"I give them some time to talk about it... not long," said Zindorf. "A little bit of time to talk about it. Maybe I'll let them go for a walk outside. Maybe I'll let them chat with a friend a bit. But then we have to get down to work. Now, in a regular classroom of 35 students, a teacher cannot have the time to do that. They simply cannot stop their day to mentor one student. So, that is a huge difference in this program."
District Administrators say programs like ACE are important because their ultimate goal is to make sure every child graduates and is prepared for life after high school.
"It's important to have them in place because first of all, it's our obligation to make sure our students are educated," said Richard Johnson, Holmen School District director of pupil services. "Secondly, there is a cost in the long run to having students who have not graduated from school in terms of economic potential, connection with the community, and civic responsibility."
"We at Holmen, and many of the schools in the state of Wisconsin, are embracing all learners," said Zindorf. "What do we have to do? What can we do together to make sure that this student graduates?"
The Wisconsin Department of Public Instruction says programs like ACE are a great example of alternative education that helps prevent kids from suspension, expulsion or ultimately not receiving their diploma.
"We want all students to do their best to be appropriate citizens, to love each other and their families, and to move forward," said Zindorf.
The ACE program is doing just that for Austin.

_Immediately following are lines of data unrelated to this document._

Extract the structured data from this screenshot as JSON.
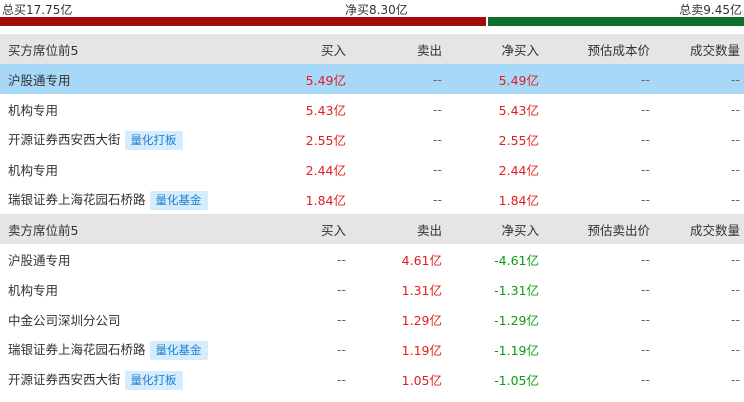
{
  "summary": {
    "total_buy": "总买17.75亿",
    "net_buy": "净买8.30亿",
    "total_sell": "总卖9.45亿",
    "buy_ratio": 0.6526
  },
  "buy_section": {
    "headers": [
      "买方席位前5",
      "买入",
      "卖出",
      "净买入",
      "预估成本价",
      "成交数量"
    ],
    "rows": [
      {
        "name": "沪股通专用",
        "tag": "",
        "buy": "5.49亿",
        "sell": "--",
        "net": "5.49亿",
        "est": "--",
        "qty": "--",
        "highlight": true
      },
      {
        "name": "机构专用",
        "tag": "",
        "buy": "5.43亿",
        "sell": "--",
        "net": "5.43亿",
        "est": "--",
        "qty": "--"
      },
      {
        "name": "开源证券西安西大街",
        "tag": "量化打板",
        "buy": "2.55亿",
        "sell": "--",
        "net": "2.55亿",
        "est": "--",
        "qty": "--"
      },
      {
        "name": "机构专用",
        "tag": "",
        "buy": "2.44亿",
        "sell": "--",
        "net": "2.44亿",
        "est": "--",
        "qty": "--"
      },
      {
        "name": "瑞银证券上海花园石桥路",
        "tag": "量化基金",
        "buy": "1.84亿",
        "sell": "--",
        "net": "1.84亿",
        "est": "--",
        "qty": "--"
      }
    ]
  },
  "sell_section": {
    "headers": [
      "卖方席位前5",
      "买入",
      "卖出",
      "净买入",
      "预估卖出价",
      "成交数量"
    ],
    "rows": [
      {
        "name": "沪股通专用",
        "tag": "",
        "buy": "--",
        "sell": "4.61亿",
        "net": "-4.61亿",
        "est": "--",
        "qty": "--"
      },
      {
        "name": "机构专用",
        "tag": "",
        "buy": "--",
        "sell": "1.31亿",
        "net": "-1.31亿",
        "est": "--",
        "qty": "--"
      },
      {
        "name": "中金公司深圳分公司",
        "tag": "",
        "buy": "--",
        "sell": "1.29亿",
        "net": "-1.29亿",
        "est": "--",
        "qty": "--"
      },
      {
        "name": "瑞银证券上海花园石桥路",
        "tag": "量化基金",
        "buy": "--",
        "sell": "1.19亿",
        "net": "-1.19亿",
        "est": "--",
        "qty": "--"
      },
      {
        "name": "开源证券西安西大街",
        "tag": "量化打板",
        "buy": "--",
        "sell": "1.05亿",
        "net": "-1.05亿",
        "est": "--",
        "qty": "--"
      }
    ]
  },
  "colors": {
    "buy_bar": "#a30a0a",
    "sell_bar": "#0e6e2e",
    "positive": "#e02020",
    "negative": "#109a10",
    "tag_bg": "#d4ecfb",
    "tag_text": "#1a7fd4",
    "highlight_row": "#a8d8f8"
  }
}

"It seems like I've kind of grown up since I've been here," said Stolt. "I started to focus more on school and just don't do as many bad things as I used to . I just kind of became a better person since I've been here."